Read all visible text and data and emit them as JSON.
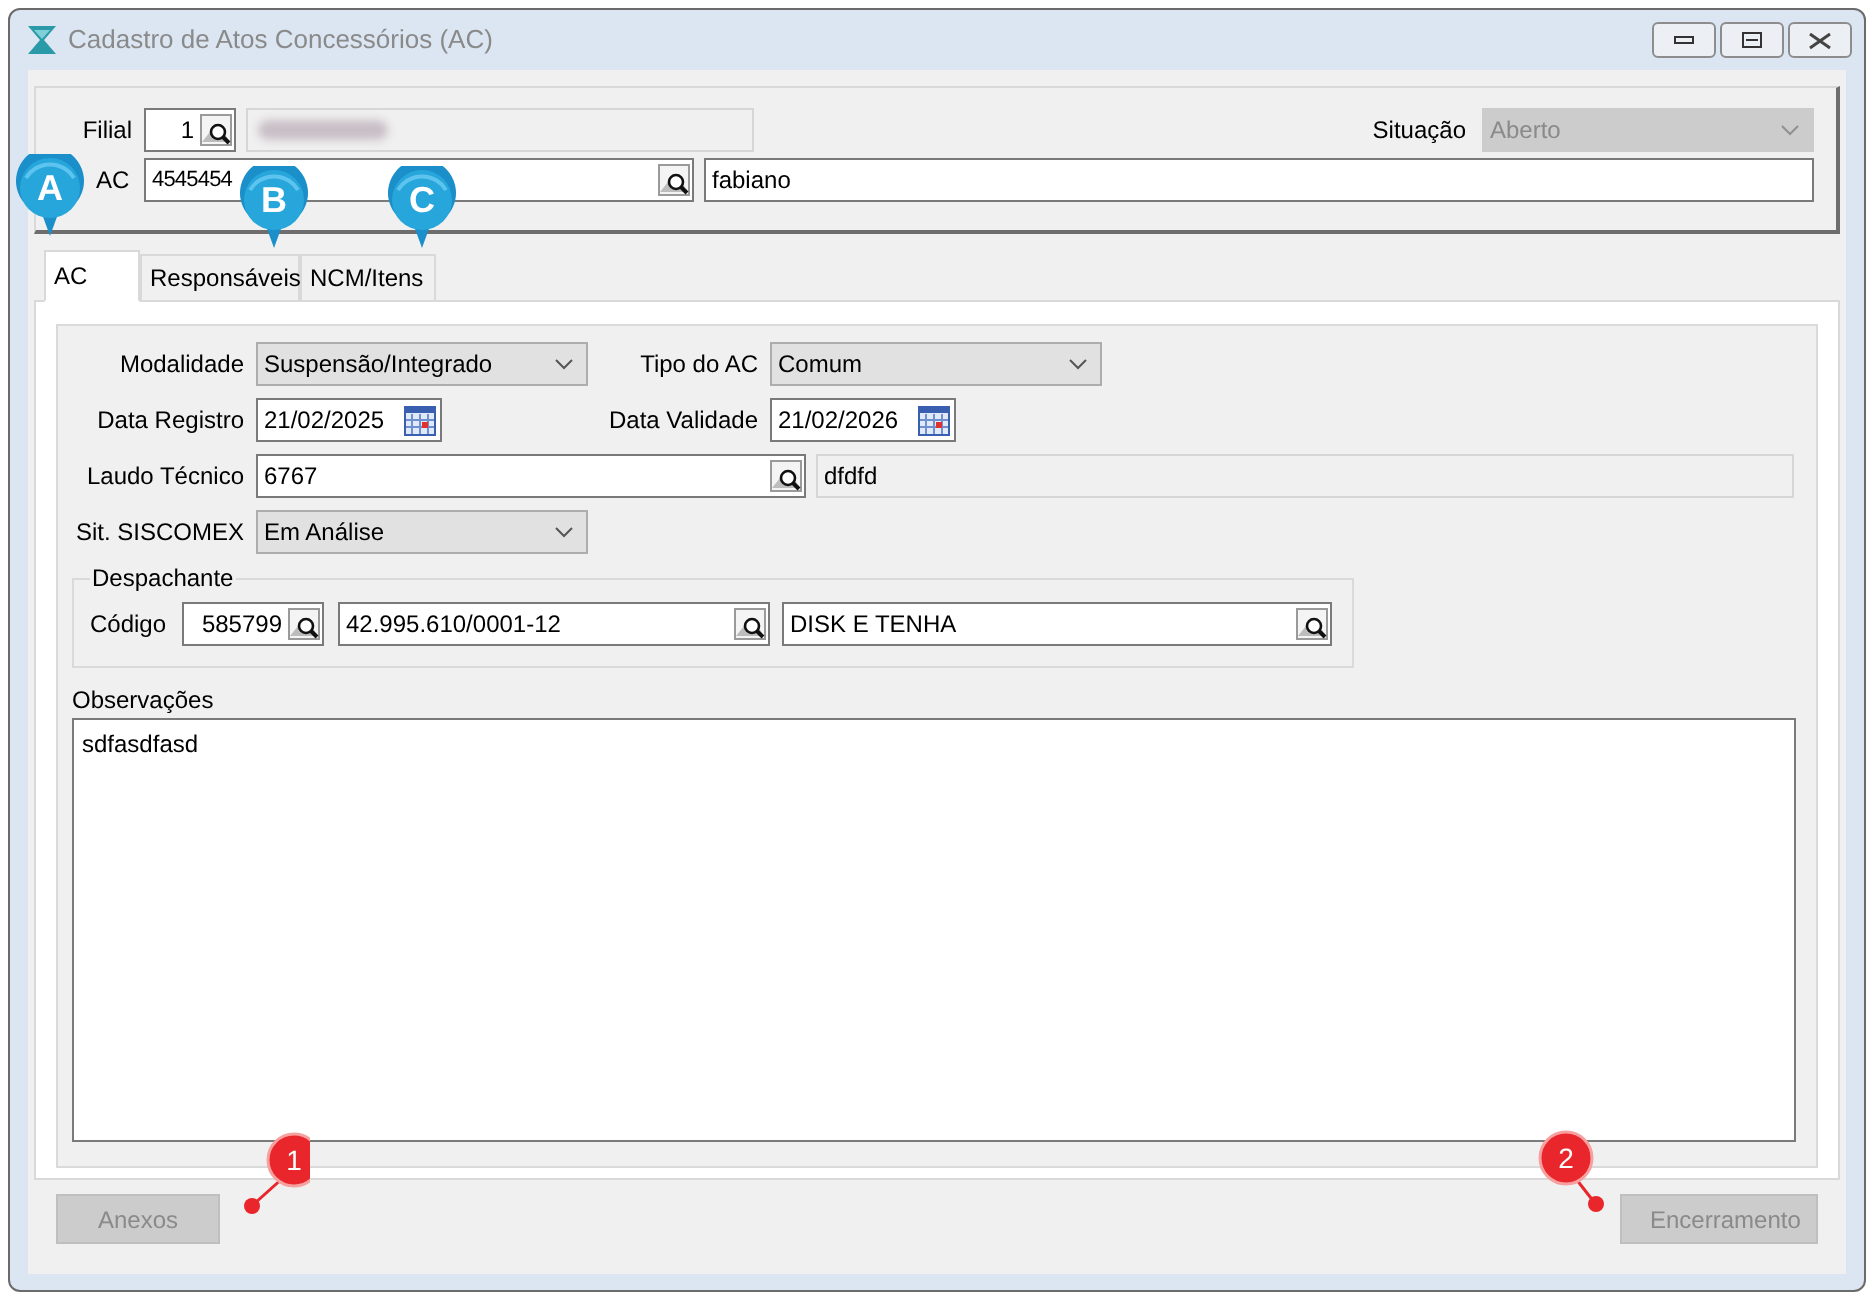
{
  "window": {
    "title": "Cadastro de Atos Concessórios (AC)"
  },
  "header": {
    "filial": {
      "label": "Filial",
      "value": "1"
    },
    "situacao": {
      "label": "Situação",
      "value": "Aberto",
      "disabled": true
    },
    "ac": {
      "label": "AC",
      "value": "4545454",
      "description": "fabiano"
    }
  },
  "tabs": [
    {
      "label": "AC",
      "selected": true
    },
    {
      "label": "Responsáveis",
      "selected": false
    },
    {
      "label": "NCM/Itens",
      "selected": false
    }
  ],
  "form": {
    "modalidade": {
      "label": "Modalidade",
      "value": "Suspensão/Integrado"
    },
    "tipo_ac": {
      "label": "Tipo do AC",
      "value": "Comum"
    },
    "data_registro": {
      "label": "Data Registro",
      "value": "21/02/2025"
    },
    "data_validade": {
      "label": "Data Validade",
      "value": "21/02/2026"
    },
    "laudo_tecnico": {
      "label": "Laudo Técnico",
      "value": "6767",
      "description": "dfdfd"
    },
    "sit_siscomex": {
      "label": "Sit. SISCOMEX",
      "value": "Em Análise"
    },
    "despachante": {
      "legend": "Despachante",
      "label": "Código",
      "codigo": "585799",
      "cnpj": "42.995.610/0001-12",
      "nome": "DISK E TENHA"
    },
    "observacoes": {
      "label": "Observações",
      "value": "sdfasdfasd"
    }
  },
  "buttons": [
    {
      "label": "Anexos",
      "disabled": true
    },
    {
      "label": "Encerramento",
      "disabled": true
    }
  ],
  "callouts": [
    {
      "kind": "pin",
      "label": "A"
    },
    {
      "kind": "pin",
      "label": "B"
    },
    {
      "kind": "pin",
      "label": "C"
    },
    {
      "kind": "marker",
      "label": "1"
    },
    {
      "kind": "marker",
      "label": "2"
    }
  ]
}
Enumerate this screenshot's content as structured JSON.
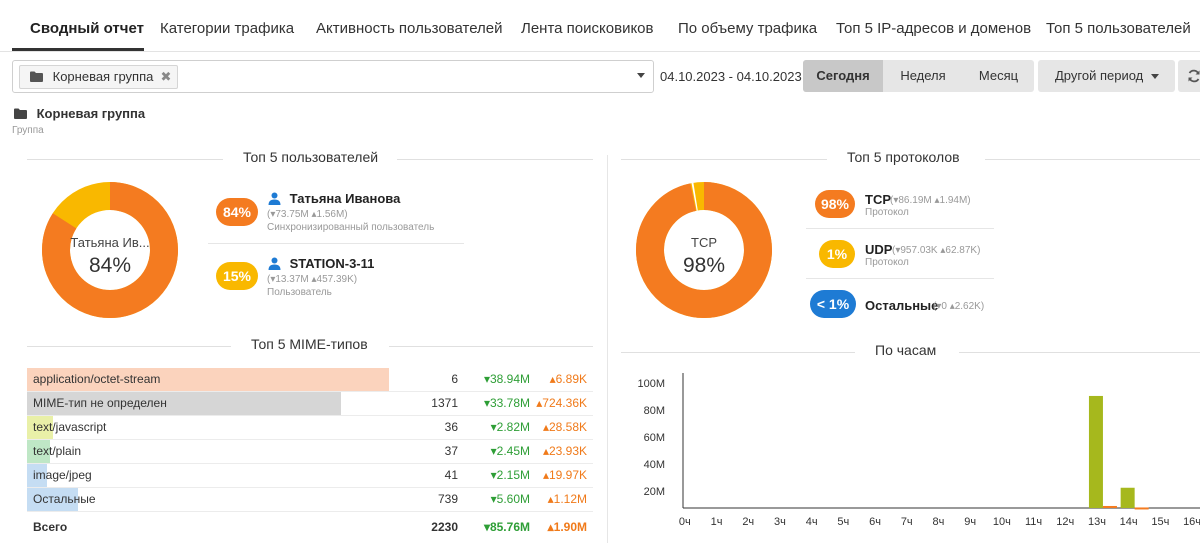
{
  "tabs": [
    {
      "label": "Сводный отчет",
      "active": true
    },
    {
      "label": "Категории трафика"
    },
    {
      "label": "Активность пользователей"
    },
    {
      "label": "Лента поисковиков"
    },
    {
      "label": "По объему трафика"
    },
    {
      "label": "Топ 5 IP-адресов и доменов"
    },
    {
      "label": "Топ 5 пользователей"
    }
  ],
  "toolbar": {
    "group_chip": "Корневая группа",
    "chip_remove": "✖",
    "date_range": "04.10.2023 - 04.10.2023",
    "periods": [
      "Сегодня",
      "Неделя",
      "Месяц"
    ],
    "active_period": "Сегодня",
    "other_period": "Другой период"
  },
  "group": {
    "title": "Корневая группа",
    "subtitle": "Группа"
  },
  "top_users": {
    "title": "Топ 5 пользователей",
    "center_name": "Татьяна Ив...",
    "center_pct": "84%",
    "items": [
      {
        "pct": "84%",
        "name": "Татьяна Иванова",
        "stats": "(▾73.75M ▴1.56M)",
        "sub": "Синхронизированный пользователь",
        "color": "#f47b20"
      },
      {
        "pct": "15%",
        "name": "STATION-3-11",
        "stats": "(▾13.37M ▴457.39K)",
        "sub": "Пользователь",
        "color": "#f9b800"
      }
    ]
  },
  "top_protocols": {
    "title": "Топ 5 протоколов",
    "center_name": "TCP",
    "center_pct": "98%",
    "items": [
      {
        "pct": "98%",
        "name": "TCP",
        "stats": "(▾86.19M ▴1.94M)",
        "sub": "Протокол",
        "color": "#f47b20"
      },
      {
        "pct": "1%",
        "name": "UDP",
        "stats": "(▾957.03K ▴62.87K)",
        "sub": "Протокол",
        "color": "#f9b800"
      },
      {
        "pct": "< 1%",
        "name": "Остальные",
        "stats": "(▾0 ▴2.62K)",
        "sub": "",
        "color": "#1e7bd4"
      }
    ]
  },
  "mime": {
    "title": "Топ 5 MIME-типов",
    "rows": [
      {
        "label": "application/octet-stream",
        "count": "6",
        "down": "▾38.94M",
        "up": "▴6.89K",
        "bar": 0.64,
        "color": "#fbd3bd"
      },
      {
        "label": "MIME-тип не определен",
        "count": "1371",
        "down": "▾33.78M",
        "up": "▴724.36K",
        "bar": 0.555,
        "color": "#d6d6d6"
      },
      {
        "label": "text/javascript",
        "count": "36",
        "down": "▾2.82M",
        "up": "▴28.58K",
        "bar": 0.046,
        "color": "#e9f0a8"
      },
      {
        "label": "text/plain",
        "count": "37",
        "down": "▾2.45M",
        "up": "▴23.93K",
        "bar": 0.04,
        "color": "#bfe7c6"
      },
      {
        "label": "image/jpeg",
        "count": "41",
        "down": "▾2.15M",
        "up": "▴19.97K",
        "bar": 0.035,
        "color": "#c5ddf3"
      },
      {
        "label": "Остальные",
        "count": "739",
        "down": "▾5.60M",
        "up": "▴1.12M",
        "bar": 0.09,
        "color": "#c5ddf3"
      }
    ],
    "total": {
      "label": "Всего",
      "count": "2230",
      "down": "▾85.76M",
      "up": "▴1.90M"
    }
  },
  "chart_data": {
    "type": "bar",
    "title": "По часам",
    "categories": [
      "0ч",
      "1ч",
      "2ч",
      "3ч",
      "4ч",
      "5ч",
      "6ч",
      "7ч",
      "8ч",
      "9ч",
      "10ч",
      "11ч",
      "12ч",
      "13ч",
      "14ч",
      "15ч",
      "16ч"
    ],
    "y_ticks": [
      "20M",
      "40M",
      "60M",
      "80M",
      "100M"
    ],
    "ylim": [
      0,
      100
    ],
    "series": [
      {
        "color": "#a6b81d",
        "values": [
          0,
          0,
          0,
          0,
          0,
          0,
          0,
          0,
          0,
          0,
          0,
          0,
          0,
          83,
          15,
          0,
          0
        ]
      },
      {
        "color": "#f47b20",
        "values": [
          0,
          0,
          0,
          0,
          0,
          0,
          0,
          0,
          0,
          0,
          0,
          0,
          0,
          1.5,
          0.4,
          0,
          0
        ]
      }
    ]
  },
  "colors": {
    "orange": "#f47b20",
    "yellow": "#f9b800",
    "blue": "#1e7bd4",
    "green": "#2e9e36",
    "olive": "#a6b81d"
  }
}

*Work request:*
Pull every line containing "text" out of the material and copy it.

*Response to this exercise:*
Read all visible text and data and emit them as JSON.
        "label": "text/javascript",
        "label": "text/plain",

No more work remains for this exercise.